Night-fishing options are greatly expanded for those who have boats and the willingness to deal with the dangers of navigating at night.
Chas Champagne, the owner Matrix Shad lures, grew up on the water in Eden Isles. As a youngster, his parents would not allow him to venture outside of the canal system of Eden Isles in his small boat.
But he fished day and night, and soon became an expert in the area.
“When I was young, the fishing was so good I could go out at night around the lights in the canals and easily catch 15 trout and five bass pretty much anytime I wanted,” Champagne said. “The fishing is still very good in the canal system, especially in the fall when the white shrimp come in.”
But there’s a lot of great options during the dog days of the year.
“During the summer months, the best night fishing is around all the lighted piers on Carr Drive, Old Rat’s Nest Road (now Lakeview Drive), Treasure Isle, Rigolets Estates and Highway 90,” Champagne said. “If there are any trout in the area, you will definitely find them under the lights at night.”
Champagne said one of the major advantages of using a boat to night fish is that you can select the best area to fish based on wind direction, tides and water clarity. He said you can move around in that general area, from pier to pier, until you locate a good bite.
By the end of the night, you will have a nice box of fish, he said.
Champagne mentioned that anglers fishing lighted piers should be courteous to pier owners and simply choose other piers when the owners are fishing. The waters are open to anyone to fish, but the lights and piers are private property, so be respectful.
What to use
When asked about baits, tackle and techniques, Champagne said there is a simple rule.
“For night fishing under lights, you really want to downsize your baits,” he said. “Most of the time the trout will be on top of the water, so you want to use a 1/8- or 1/16-ounce jighead and small soft-plastic baits.
“I simply bite about an inch off the front of a Matrix Shad and thread it on the jighead.”
Champagne also divulged one of his closely guarded secrets.

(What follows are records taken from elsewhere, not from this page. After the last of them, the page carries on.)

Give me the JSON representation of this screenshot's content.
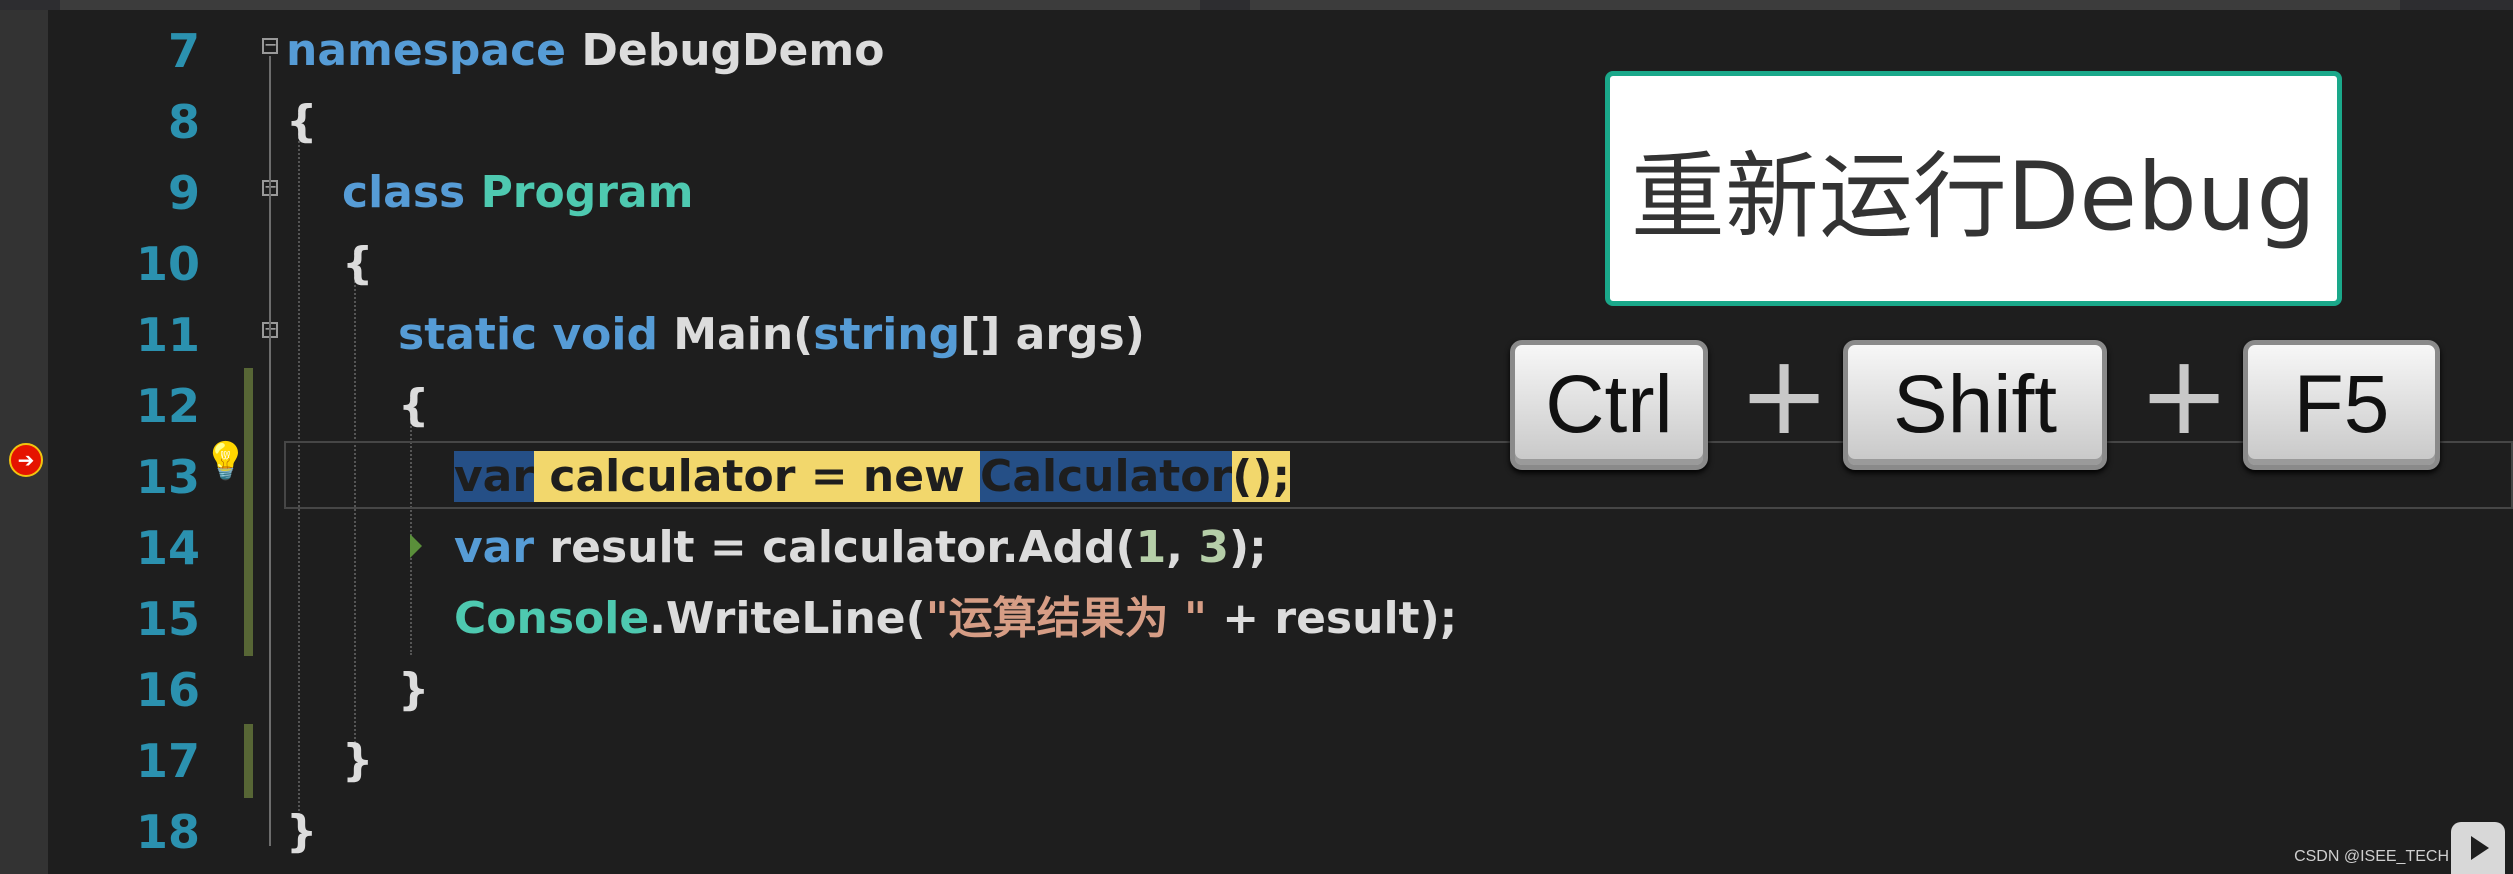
{
  "line_numbers": [
    "7",
    "8",
    "9",
    "10",
    "11",
    "12",
    "13",
    "14",
    "15",
    "16",
    "17",
    "18"
  ],
  "code": {
    "l7_kw": "namespace",
    "l7_name": "DebugDemo",
    "open_brace": "{",
    "close_brace": "}",
    "l9_kw": "class",
    "l9_name": "Program",
    "l11_static": "static",
    "l11_void": "void",
    "l11_main": "Main(",
    "l11_string": "string",
    "l11_rest": "[] args)",
    "l13_var": "var",
    "l13_mid": " calculator = new ",
    "l13_type": "Calculator",
    "l13_end": "();",
    "l14_var": "var",
    "l14_mid": " result = calculator.Add(",
    "l14_num1": "1",
    "l14_comma": ", ",
    "l14_num2": "3",
    "l14_end": ");",
    "l15_type": "Console",
    "l15_mid": ".WriteLine(",
    "l15_str": "\"运算结果为 \"",
    "l15_end": " + result);"
  },
  "overlay": {
    "caption": "重新运行Debug",
    "keys": [
      "Ctrl",
      "Shift",
      "F5"
    ],
    "plus": "+"
  },
  "watermark": "CSDN @ISEE_TECH",
  "icons": {
    "breakpoint": "current-statement-arrow-icon",
    "lightbulb": "lightbulb-icon",
    "fold": "collapse-icon",
    "logo": "video-logo-icon"
  },
  "colors": {
    "background": "#1e1e1e",
    "keyword": "#569cd6",
    "type": "#4ec9b0",
    "string": "#d69d85",
    "number": "#b5cea8",
    "line_number": "#2b91af",
    "highlight": "#f2d76c",
    "caption_border": "#1aa88a"
  }
}
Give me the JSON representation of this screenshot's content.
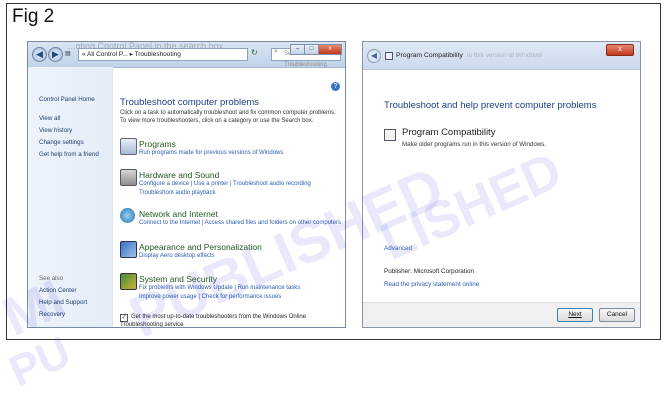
{
  "figure": {
    "label": "Fig 2"
  },
  "watermark": {
    "line1": "MI",
    "line2": "PUBLISHED",
    "line3": "PU",
    "line4": "LISHED"
  },
  "left_window": {
    "title_ghost": "...oting Control Panel in the search box.",
    "address": "« All Control P... ▸ Troubleshooting",
    "search_placeholder": "Search Troubleshooting",
    "sidebar": {
      "home": "Control Panel Home",
      "items": [
        "View all",
        "View history",
        "Change settings",
        "Get help from a friend"
      ],
      "see_also": "See also",
      "see_items": [
        "Action Center",
        "Help and Support",
        "Recovery"
      ]
    },
    "heading": "Troubleshoot computer problems",
    "description": "Click on a task to automatically troubleshoot and fix common computer problems. To view more troubleshooters, click on a category or use the Search box.",
    "categories": [
      {
        "title": "Programs",
        "links": [
          "Run programs made for previous versions of Windows"
        ]
      },
      {
        "title": "Hardware and Sound",
        "links": [
          "Configure a device  |  Use a printer  |  Troubleshoot audio recording",
          "Troubleshoot audio playback"
        ]
      },
      {
        "title": "Network and Internet",
        "links": [
          "Connect to the Internet  |  Access shared files and folders on other computers"
        ]
      },
      {
        "title": "Appearance and Personalization",
        "links": [
          "Display Aero desktop effects"
        ]
      },
      {
        "title": "System and Security",
        "links": [
          "Fix problems with Windows Update  |  Run maintenance tasks",
          "Improve power usage  |  Check for performance issues"
        ]
      }
    ],
    "checkbox_label": "Get the most up-to-date troubleshooters from the Windows Online Troubleshooting service"
  },
  "right_window": {
    "title": "Program Compatibility",
    "title_ghost": "in this version of Windows",
    "close_glyph": "x",
    "heading": "Troubleshoot and help prevent computer problems",
    "item_title": "Program Compatibility",
    "item_desc": "Make older programs run in this version of Windows.",
    "advanced": "Advanced",
    "publisher": "Publisher:  Microsoft Corporation",
    "privacy": "Read the privacy statement online",
    "next_button": "Next",
    "cancel_button": "Cancel"
  },
  "colors": {
    "accent_blue": "#1e3f8a",
    "link_blue": "#2a5db0",
    "category_green": "#1e5a1e",
    "watermark": "#2828dc"
  }
}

“If you see glass minnows under the lights and want a rig that imitates them almost exactly, use a split-tail Bass Assassin or a Zoom Fluke and attach it to a hitch-hiker rig, which is a trailer rig that has a cork screw that you screw into the head of the lure,” he explained. “You then attach it to a small kahle hook. This rig allows the lure to swim freely, and this presentation is deadly — it is real finesse fishing.”
Champagne also said VuDu and DOA shrimp work well under lights when shrimp are in the area.
Champagne recommended light spinning rods and reels with 6- to 10-pound-test line to help toss the light baits farther.
He said the best presentation is normally a steady retrieve with a twitch or a stop-and-go retrieve. He mentioned that he has not found cork fishing to be very productive under lights.
Champagne also recommended changing to a 1/4- or 3/8-ounce jighead to work the bottom if you are not seeing activity on the surface.
According to Champagne, the best conditions for night fishing are calm waters and a falling tide.
“I am not sure why,” he said, “but night fishing under lights is always better when it is calm.”